* **Requirement**: Each line of the listing below that includes "warning" should be reported.

* **Records to process**:
──────────

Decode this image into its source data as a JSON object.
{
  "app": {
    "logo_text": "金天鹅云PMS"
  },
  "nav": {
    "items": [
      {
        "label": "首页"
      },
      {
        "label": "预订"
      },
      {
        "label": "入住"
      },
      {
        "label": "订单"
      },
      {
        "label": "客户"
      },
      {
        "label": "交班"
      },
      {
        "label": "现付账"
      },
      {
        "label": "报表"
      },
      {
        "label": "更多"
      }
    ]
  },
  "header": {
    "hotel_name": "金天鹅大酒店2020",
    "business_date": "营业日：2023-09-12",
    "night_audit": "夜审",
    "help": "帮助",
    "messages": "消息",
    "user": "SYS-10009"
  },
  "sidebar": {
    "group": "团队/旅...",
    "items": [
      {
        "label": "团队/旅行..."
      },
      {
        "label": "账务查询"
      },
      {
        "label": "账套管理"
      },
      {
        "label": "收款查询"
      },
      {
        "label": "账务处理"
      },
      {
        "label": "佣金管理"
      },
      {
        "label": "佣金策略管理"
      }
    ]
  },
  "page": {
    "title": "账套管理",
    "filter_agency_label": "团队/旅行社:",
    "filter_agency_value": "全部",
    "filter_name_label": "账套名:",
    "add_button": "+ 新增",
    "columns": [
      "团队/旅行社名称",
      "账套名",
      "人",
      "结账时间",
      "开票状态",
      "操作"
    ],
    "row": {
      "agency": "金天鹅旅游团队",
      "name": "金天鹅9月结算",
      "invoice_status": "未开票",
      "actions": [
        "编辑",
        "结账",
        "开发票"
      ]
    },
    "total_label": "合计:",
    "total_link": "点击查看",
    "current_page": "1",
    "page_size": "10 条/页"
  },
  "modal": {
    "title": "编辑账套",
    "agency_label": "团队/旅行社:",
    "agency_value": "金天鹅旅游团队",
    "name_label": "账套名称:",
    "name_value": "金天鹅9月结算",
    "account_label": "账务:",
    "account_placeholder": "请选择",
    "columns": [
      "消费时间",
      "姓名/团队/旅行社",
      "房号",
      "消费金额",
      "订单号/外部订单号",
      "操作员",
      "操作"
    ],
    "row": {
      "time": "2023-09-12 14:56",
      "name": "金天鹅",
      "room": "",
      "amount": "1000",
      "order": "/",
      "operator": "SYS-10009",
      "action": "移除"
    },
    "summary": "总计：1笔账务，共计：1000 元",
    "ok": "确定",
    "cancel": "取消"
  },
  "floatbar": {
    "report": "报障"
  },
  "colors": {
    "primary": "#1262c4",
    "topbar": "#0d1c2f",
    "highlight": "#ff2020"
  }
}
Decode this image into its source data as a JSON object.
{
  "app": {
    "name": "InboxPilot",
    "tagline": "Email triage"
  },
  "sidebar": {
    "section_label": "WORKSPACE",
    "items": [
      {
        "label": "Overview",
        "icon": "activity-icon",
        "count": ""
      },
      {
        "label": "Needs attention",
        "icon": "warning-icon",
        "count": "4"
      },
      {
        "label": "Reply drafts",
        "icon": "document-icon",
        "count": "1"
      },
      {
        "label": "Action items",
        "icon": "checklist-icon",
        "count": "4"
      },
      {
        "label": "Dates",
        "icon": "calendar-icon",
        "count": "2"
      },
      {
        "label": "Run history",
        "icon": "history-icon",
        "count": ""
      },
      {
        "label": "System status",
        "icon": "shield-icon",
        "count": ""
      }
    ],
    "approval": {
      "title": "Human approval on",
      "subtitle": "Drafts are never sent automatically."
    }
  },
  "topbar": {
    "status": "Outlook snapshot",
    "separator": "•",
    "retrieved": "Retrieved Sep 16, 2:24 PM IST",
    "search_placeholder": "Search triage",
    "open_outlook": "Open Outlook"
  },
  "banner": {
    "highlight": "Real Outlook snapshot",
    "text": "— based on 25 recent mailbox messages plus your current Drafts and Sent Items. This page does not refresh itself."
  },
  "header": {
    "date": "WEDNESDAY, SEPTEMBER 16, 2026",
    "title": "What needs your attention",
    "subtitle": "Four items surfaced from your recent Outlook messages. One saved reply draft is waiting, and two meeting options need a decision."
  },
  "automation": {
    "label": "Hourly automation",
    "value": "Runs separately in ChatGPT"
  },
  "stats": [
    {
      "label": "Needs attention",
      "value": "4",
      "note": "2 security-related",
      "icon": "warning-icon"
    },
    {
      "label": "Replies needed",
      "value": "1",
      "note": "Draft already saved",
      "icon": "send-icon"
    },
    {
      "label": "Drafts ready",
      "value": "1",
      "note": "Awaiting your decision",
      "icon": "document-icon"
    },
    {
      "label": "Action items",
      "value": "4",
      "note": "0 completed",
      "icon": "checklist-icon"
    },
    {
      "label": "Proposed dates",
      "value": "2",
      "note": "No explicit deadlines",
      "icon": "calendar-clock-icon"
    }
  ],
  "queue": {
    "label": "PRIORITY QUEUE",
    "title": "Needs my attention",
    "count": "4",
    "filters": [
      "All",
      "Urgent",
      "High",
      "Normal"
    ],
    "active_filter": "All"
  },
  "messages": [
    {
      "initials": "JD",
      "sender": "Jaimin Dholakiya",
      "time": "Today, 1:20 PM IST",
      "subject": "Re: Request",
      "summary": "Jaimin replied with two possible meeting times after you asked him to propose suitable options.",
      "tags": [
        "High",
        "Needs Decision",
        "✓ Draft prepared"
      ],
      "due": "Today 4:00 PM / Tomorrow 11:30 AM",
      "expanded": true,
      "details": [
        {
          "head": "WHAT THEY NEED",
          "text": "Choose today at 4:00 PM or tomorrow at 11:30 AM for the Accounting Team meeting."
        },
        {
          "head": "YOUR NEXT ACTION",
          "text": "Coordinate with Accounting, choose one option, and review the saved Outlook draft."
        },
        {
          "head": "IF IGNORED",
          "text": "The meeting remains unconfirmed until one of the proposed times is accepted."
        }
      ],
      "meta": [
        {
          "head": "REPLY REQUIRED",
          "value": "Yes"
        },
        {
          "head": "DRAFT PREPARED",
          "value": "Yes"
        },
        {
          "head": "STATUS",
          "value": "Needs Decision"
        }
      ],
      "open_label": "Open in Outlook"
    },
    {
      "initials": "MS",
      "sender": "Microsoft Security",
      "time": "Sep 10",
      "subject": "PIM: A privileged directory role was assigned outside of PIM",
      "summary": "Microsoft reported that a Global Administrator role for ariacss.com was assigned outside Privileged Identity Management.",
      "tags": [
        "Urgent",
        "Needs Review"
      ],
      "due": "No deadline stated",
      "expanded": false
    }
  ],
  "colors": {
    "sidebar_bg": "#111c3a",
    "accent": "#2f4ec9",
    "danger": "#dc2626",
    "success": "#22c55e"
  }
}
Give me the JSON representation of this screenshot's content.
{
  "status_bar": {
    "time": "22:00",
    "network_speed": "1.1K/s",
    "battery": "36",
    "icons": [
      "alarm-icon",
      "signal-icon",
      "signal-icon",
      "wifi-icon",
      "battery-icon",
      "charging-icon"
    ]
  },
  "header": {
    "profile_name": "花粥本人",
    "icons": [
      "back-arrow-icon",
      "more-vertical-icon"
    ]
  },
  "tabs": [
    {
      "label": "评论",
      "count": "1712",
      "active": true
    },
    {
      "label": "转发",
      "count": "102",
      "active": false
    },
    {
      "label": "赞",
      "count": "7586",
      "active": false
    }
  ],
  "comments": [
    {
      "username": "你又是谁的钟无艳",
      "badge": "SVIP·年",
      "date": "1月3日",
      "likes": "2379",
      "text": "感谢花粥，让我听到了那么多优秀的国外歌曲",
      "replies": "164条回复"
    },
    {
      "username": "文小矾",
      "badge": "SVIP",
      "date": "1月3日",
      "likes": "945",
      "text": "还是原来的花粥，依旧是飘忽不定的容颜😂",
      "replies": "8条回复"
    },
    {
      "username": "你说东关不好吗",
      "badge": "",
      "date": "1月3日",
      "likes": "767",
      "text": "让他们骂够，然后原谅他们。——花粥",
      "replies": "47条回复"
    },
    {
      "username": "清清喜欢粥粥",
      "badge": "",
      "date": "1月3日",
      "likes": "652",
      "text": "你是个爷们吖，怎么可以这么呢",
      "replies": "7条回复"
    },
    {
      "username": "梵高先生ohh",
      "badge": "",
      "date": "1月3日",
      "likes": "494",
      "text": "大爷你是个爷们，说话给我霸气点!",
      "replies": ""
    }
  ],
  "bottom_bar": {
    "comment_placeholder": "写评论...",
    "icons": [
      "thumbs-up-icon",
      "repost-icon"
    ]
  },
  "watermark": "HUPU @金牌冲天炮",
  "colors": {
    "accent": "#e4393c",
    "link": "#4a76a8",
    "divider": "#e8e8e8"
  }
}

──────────

* **Expected answer**:
        "icon": "warning-icon",
      "icon": "warning-icon"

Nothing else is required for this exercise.